2001 Hank Ketcham b. 1920 (Henry King Ketcham), American cartoonist, creator of Dennis the Menace (1951).
1999 Sir Christopher Cockerell b. 1910 English inventor. Holder of 98 patents, inventor of the hovercraft (1955). He also invented devices to harness wave power for energy production.
1985 Richard Greene b. 1918 British actor, TV: The Adventures of Robin Hood (1955-59, title role).
1980 Rube Marquard b. 1886 (Richard William Marquard), American baseball Hall of Fame left-handed pitcher. He pitched 19 consecutive wins for the New York Giants in 1912 - a modern day major-league record.
1980 Arthur Charles Nielsen b. 1897 American marketing researcher. He founded A.C. Nielsen Co. (1923), which conducts radio and TV audience surveys.
1973 Mary Kornman b. 1915 American actress. She appeared in 41 Our Gang films.
1968 Helen Keller b. 1880 American author, lecturer. She overcame being both blind and deaf since the age of 19 months.

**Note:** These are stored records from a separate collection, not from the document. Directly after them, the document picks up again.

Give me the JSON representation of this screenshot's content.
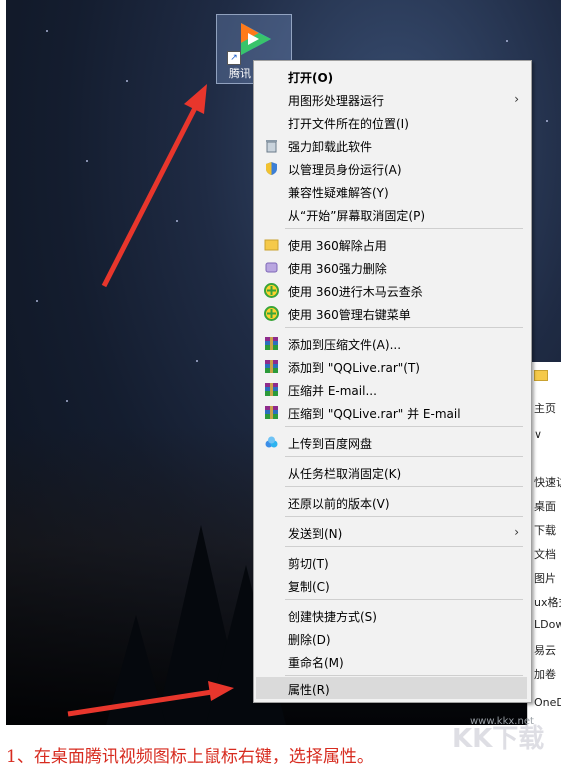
{
  "desktop": {
    "icon_label": "腾讯"
  },
  "context_menu": {
    "items": [
      {
        "label": "打开(O)",
        "icon": "none",
        "bold": true
      },
      {
        "label": "用图形处理器运行",
        "icon": "none",
        "submenu": true
      },
      {
        "label": "打开文件所在的位置(I)",
        "icon": "none"
      },
      {
        "label": "强力卸载此软件",
        "icon": "trash-icon"
      },
      {
        "label": "以管理员身份运行(A)",
        "icon": "shield-icon"
      },
      {
        "label": "兼容性疑难解答(Y)",
        "icon": "none"
      },
      {
        "label": "从“开始”屏幕取消固定(P)",
        "icon": "none"
      },
      {
        "label": "使用 360解除占用",
        "icon": "folder-icon"
      },
      {
        "label": "使用 360强力删除",
        "icon": "shredder-icon"
      },
      {
        "label": "使用 360进行木马云查杀",
        "icon": "360-icon"
      },
      {
        "label": "使用 360管理右键菜单",
        "icon": "360-icon"
      },
      {
        "label": "添加到压缩文件(A)...",
        "icon": "winrar-icon"
      },
      {
        "label": "添加到 \"QQLive.rar\"(T)",
        "icon": "winrar-icon"
      },
      {
        "label": "压缩并 E-mail...",
        "icon": "winrar-icon"
      },
      {
        "label": "压缩到 \"QQLive.rar\" 并 E-mail",
        "icon": "winrar-icon"
      },
      {
        "label": "上传到百度网盘",
        "icon": "baidu-cloud-icon"
      },
      {
        "label": "从任务栏取消固定(K)",
        "icon": "none"
      },
      {
        "label": "还原以前的版本(V)",
        "icon": "none"
      },
      {
        "label": "发送到(N)",
        "icon": "none",
        "submenu": true
      },
      {
        "label": "剪切(T)",
        "icon": "none"
      },
      {
        "label": "复制(C)",
        "icon": "none"
      },
      {
        "label": "创建快捷方式(S)",
        "icon": "none"
      },
      {
        "label": "删除(D)",
        "icon": "none"
      },
      {
        "label": "重命名(M)",
        "icon": "none"
      },
      {
        "label": "属性(R)",
        "icon": "none",
        "highlighted": true
      }
    ]
  },
  "explorer_partial": {
    "rows": [
      "主页",
      "∨",
      "快速访问",
      "桌面",
      "下载",
      "文档",
      "图片",
      "ux格式",
      "LDow",
      "易云",
      "加卷",
      "OneDriv"
    ]
  },
  "caption": "1、在桌面腾讯视频图标上鼠标右键，选择属性。",
  "watermark": {
    "small": "www.kkx.net",
    "big": "KK下载"
  },
  "colors": {
    "annotation_red": "#e8362c",
    "caption_red": "#d72b1f",
    "menu_bg": "#f2f2f2",
    "highlight": "#dadada"
  }
}
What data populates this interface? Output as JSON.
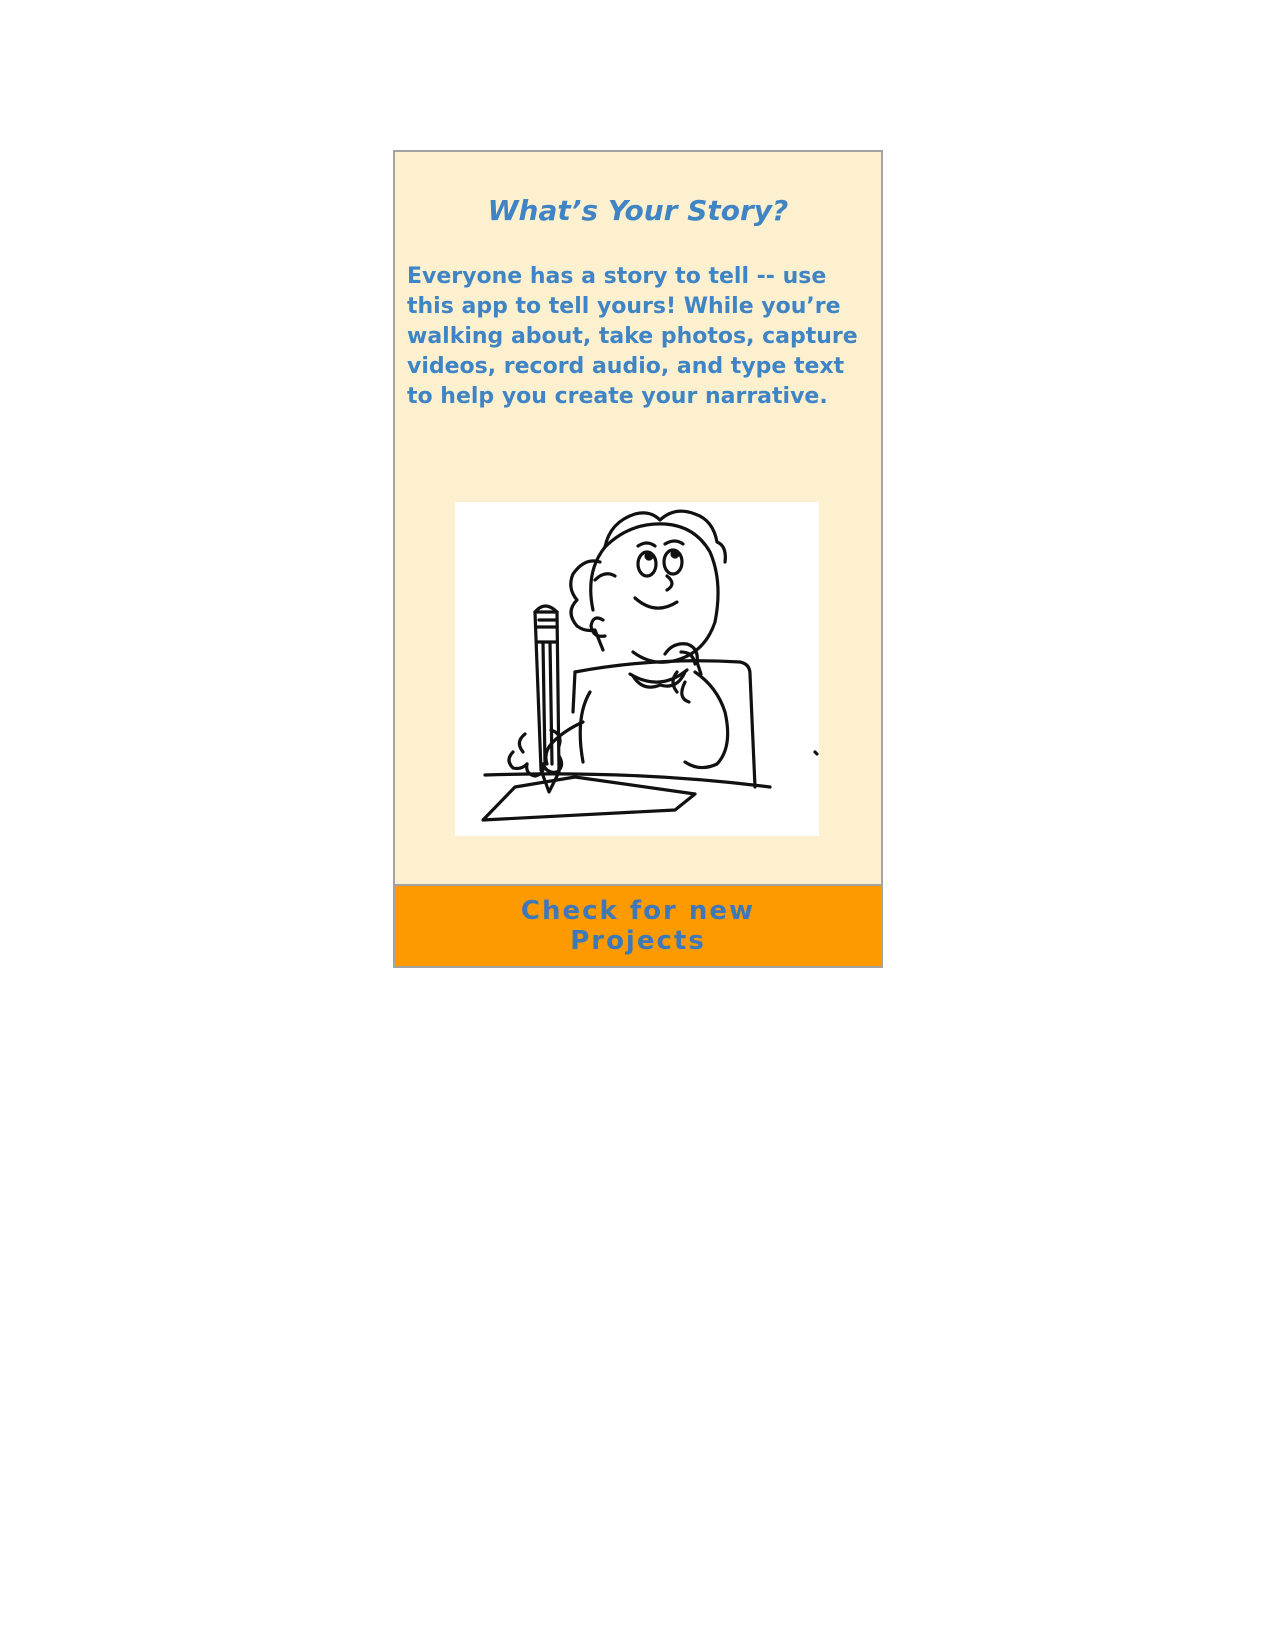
{
  "screen": {
    "title": "What’s Your Story?",
    "intro": "Everyone has a story to tell -- use this app to tell yours! While you’re walking about, take photos, capture videos, record audio, and type text to help you create your narrative.",
    "illustration_icon": "writer-thinking-illustration",
    "button_label": "Check for new Projects"
  },
  "colors": {
    "background": "#fdf0cf",
    "accent_text": "#3f84c4",
    "button": "#fc9a00",
    "button_text": "#3f78b8"
  }
}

1962 Adolf Eichmann b. 1906 German war criminal. As a member of the SS, he organized the transportation of Jews to concentration camps for "the final solution." After the war Eichmann was captured by the U.S., but was using forged papers that identified him as "Otto Eckmann." He eventually escaped and in 1950 used a phony passport to travel to Argentina. He was discovered hiding in Argentina after his son, Klaus Eichamnn, bragged to his girlfriend about his Nazi father. He was then captured by Israeli Mossad agents and smuggled to Israel where he was tried and hanged for his war crimes.
1959 Sax Rohmer b. 1883 (Arthur Henry Ward), English author. Creator of the master criminal Dr. Fu Manchu (1912). He based his mystery-solving magician character Bazarada on his friend Houdini.

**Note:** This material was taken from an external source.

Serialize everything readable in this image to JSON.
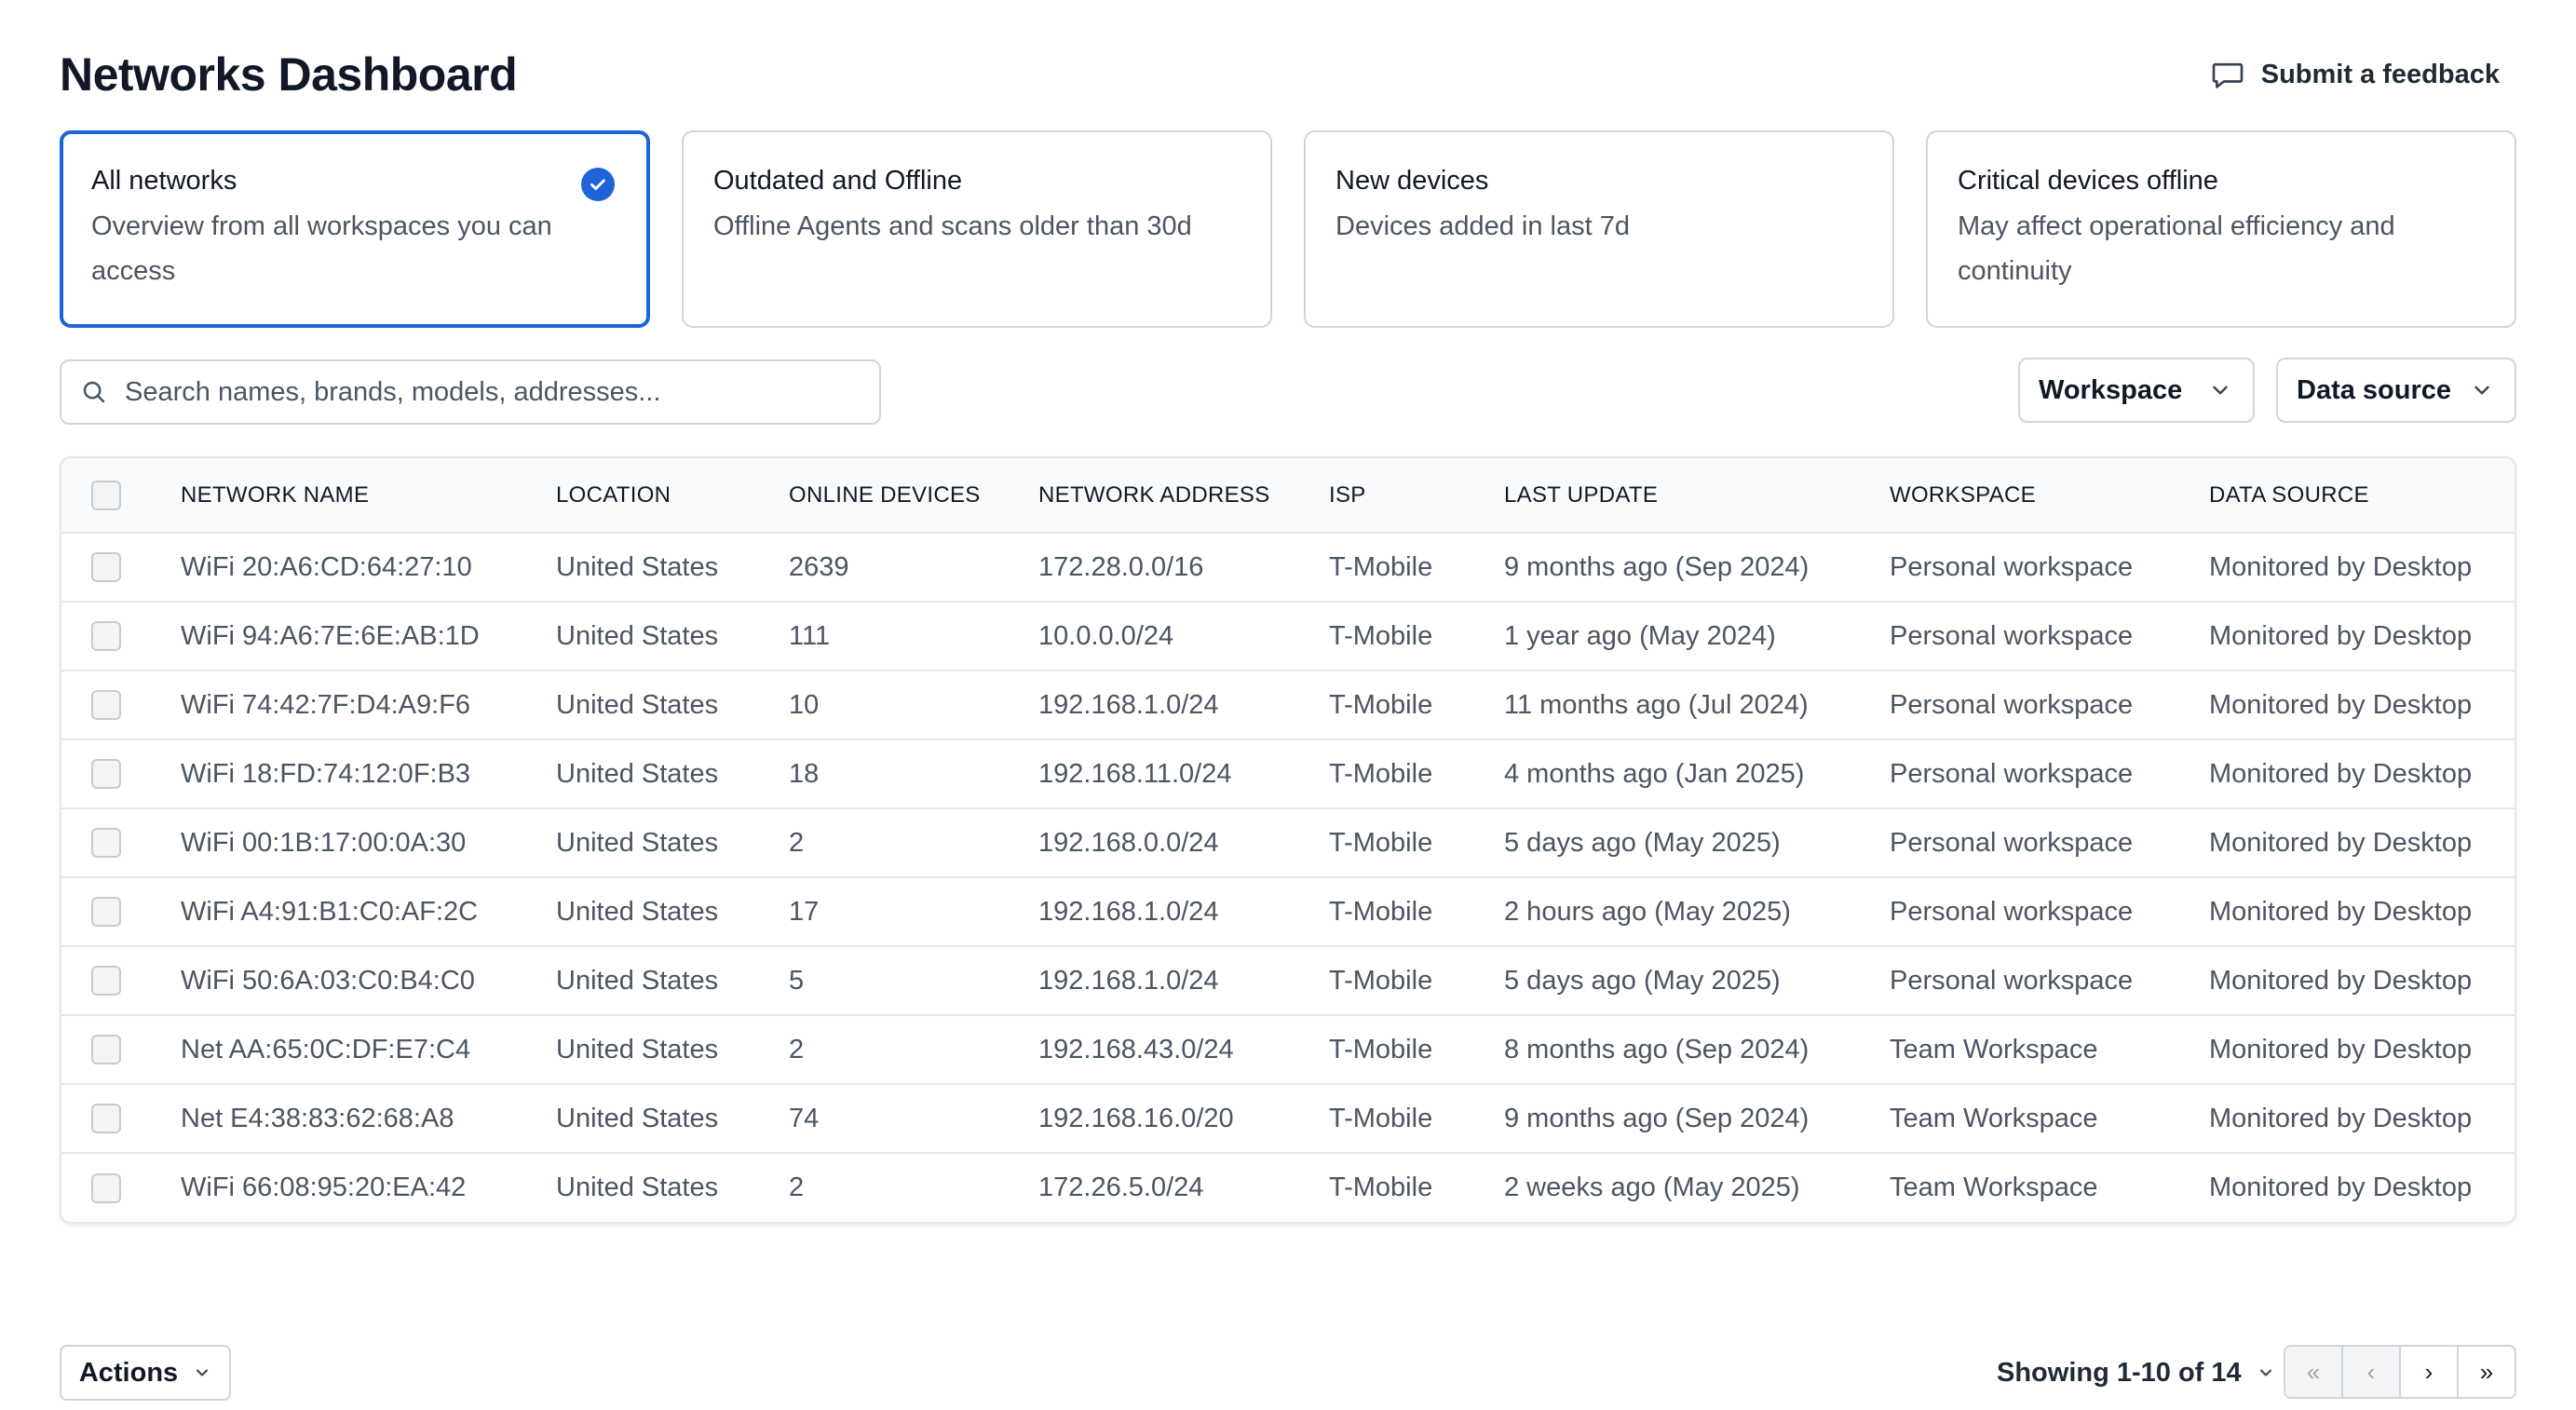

1952 John Dewey b. 1859 American philosopher, education reformer. He promoted the idea of learning by doing.
1943 Leslie Howard b. 1893 (Leslie Stainer), English actor. Film: Gone with the Wind (1939, Ashley Wilkes). He was killed by Nazis who, believing Winston Churchill was aboard, shot down his plane.
1941 Hans Berger b. 1873 German psychiatrist. Coined the term electroencephalograph (also known as an EEG) for the device used to record brain waves. He was the first to record human brain waves and discovered the Alpha wave.
1879 James Shields b. 1810 American general, politician. He is the only person to have served as a U.S. Senator for three states: Illinois (1849-55), Minnesota (1858-59), and Missouri (1879). In 1842, believing that Abraham Lincoln had written disparaging letters to the newspaper about Shields, he challenged the future President to a duel. They met prepared for battle, but called it off at the last minute.
1872 James Gordon Bennett Sr b. 1795 Scottish-born American publisher. Founder of The New York Herald (1835).
1846 Gregory XVI b. 1765 (Bartolomeo Alberto Cappellari), religious leader, 254th Pope (1831-46).